Well, it worked. And when Ronald returned, Mrs. Jordan whisked him off to the city and found him two flesh-and-blood girl ducks so he would forget the summer romance. Which, of course, he did, being young.
And that should be the end of the story, except that we find this whole thing faintly disturbing. We realize there is a lot to be said for arranged marriages, not letting the young people make lifetime mistakes and all that. But this thing of Ronald's was something different. Nobody talked him into liking the plastic duck. Nobody pretended it wasn't plastic. He just liked it. And why not? She certainly wasn't going to get him into trouble (or run out on him); and she had many of the virtues—among them beauty, durability and silence—which all men look for in a wife.
GLOVES ACROSS THE SEA
Terry Downes, who won the non-NBA middleweight championship from Paul Pender in London and now owes Pender a return fight in Boston, would like to get out of the commitment. Not that Downes is afraid of Pender. It is Boston that terrifies him. "I know Boston decisions are very fair," the Britisher once remarked. "If you knock a man out in one round, you at least get a draw." It is incontrovertible that Boston has been kind to Pender: he has won 25 and lost four there, and in some of the decisions it was plain to see that the judges bore him no animosity. On the other hand, Downes has been carrying his anti-Boston campaign a little beyond the edge of reason. He charges that in his first fight with Pender in Boston, "a 6-foot-6 referee pushed me all around the shop." And the weigh-in scales were fixed to read 160 pounds no matter who stepped on them, Downes charges.
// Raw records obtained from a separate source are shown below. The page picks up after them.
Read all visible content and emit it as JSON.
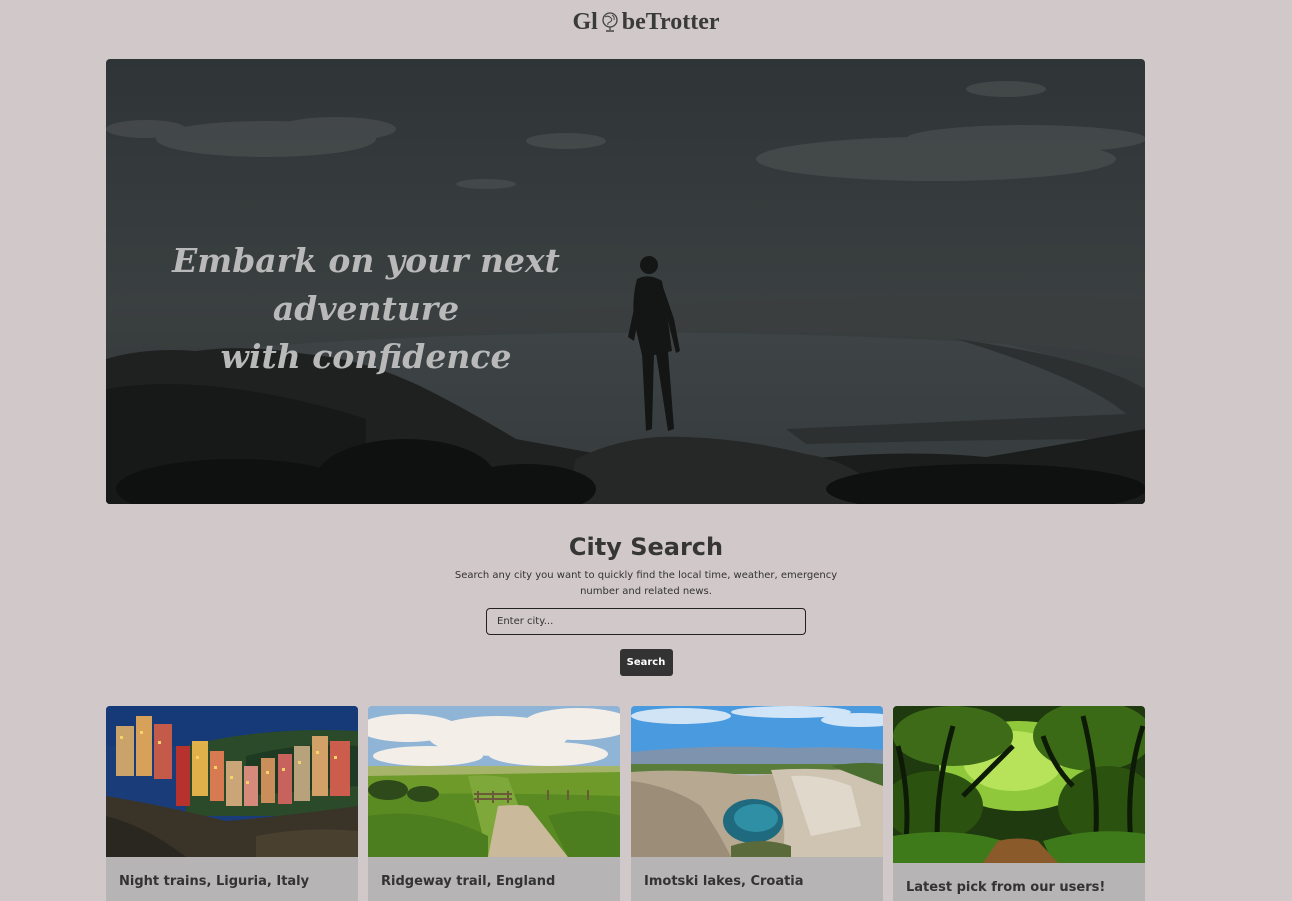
{
  "header": {
    "logo_before": "Gl",
    "logo_after": "beTrotter",
    "logo_icon": "globe-icon"
  },
  "hero": {
    "title_line1": "Embark on your next adventure",
    "title_line2": "with confidence"
  },
  "search": {
    "title": "City Search",
    "description": "Search any city you want to quickly find the local time, weather, emergency number and related news.",
    "placeholder": "Enter city...",
    "button_label": "Search"
  },
  "cards": [
    {
      "title": "Night trains, Liguria, Italy"
    },
    {
      "title": "Ridgeway trail, England"
    },
    {
      "title": "Imotski lakes, Croatia"
    },
    {
      "title": "Latest pick from our users!"
    }
  ],
  "colors": {
    "page_background": "#d1c8c9",
    "button_background": "#333333",
    "card_background": "#b6b4b4"
  }
}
This presumably was to assist Pender, who sometimes has trouble making the weight.
Downes's charges range between gross exaggeration and just plain untruth. Boston is certainly guilty of an occasional home-town decision, and so is London, but fixed scales and monster referees sound more like something out of pulp fiction. Downes would do better to quiet down and put up his dukes.
"Did you feel any pressure?" young Johnny Sellers was asked last week after riding eight consecutive winners at Atlantic City Race Course. "No," he said, "none at all. Pressure is a big word, and athletes, in my own mind, are seldom under great pressure. They are under something, sure, but real pressure? Not too often. I had ridden the last three winners on Tuesday's card and felt very happy. I got a good night's sleep and went out to the track on Wednesday to go to work.
"I won the first race on a 5-to-1 shot named Swifty Bill. I moved him at the top of the stretch and we won as we pleased. I won the second race to make it five straight winners on Our Jennifer, another fairly long-priced horse [$11]. That one was easy. When I went out to the walking ring for the third race the crowd was buzzing. I won the third race by five lengths and the track announcer told the people that I now had ridden six winners in a row. The people applauded and then, for some reason, they started to boo me. I guess a lot of people were betting against me because they figured the law of averages should have caught me and gotten me beaten.
"I won the fourth but it was hard and I didn't think I was going to get up in time. This time the crowd didn't boo. In fact, some of them might have applauded to take care of the others who booed before. When I got back to the jocks' room all the jockeys seemed to be rooting for me but I knew they'd beat the devil out of me if they could. I won the fifth easily and tied the world record for eight consecutive winners [set 10 years ago by Howard Craig at Waterford Park]. I was happy and excited but I lost with my next mount.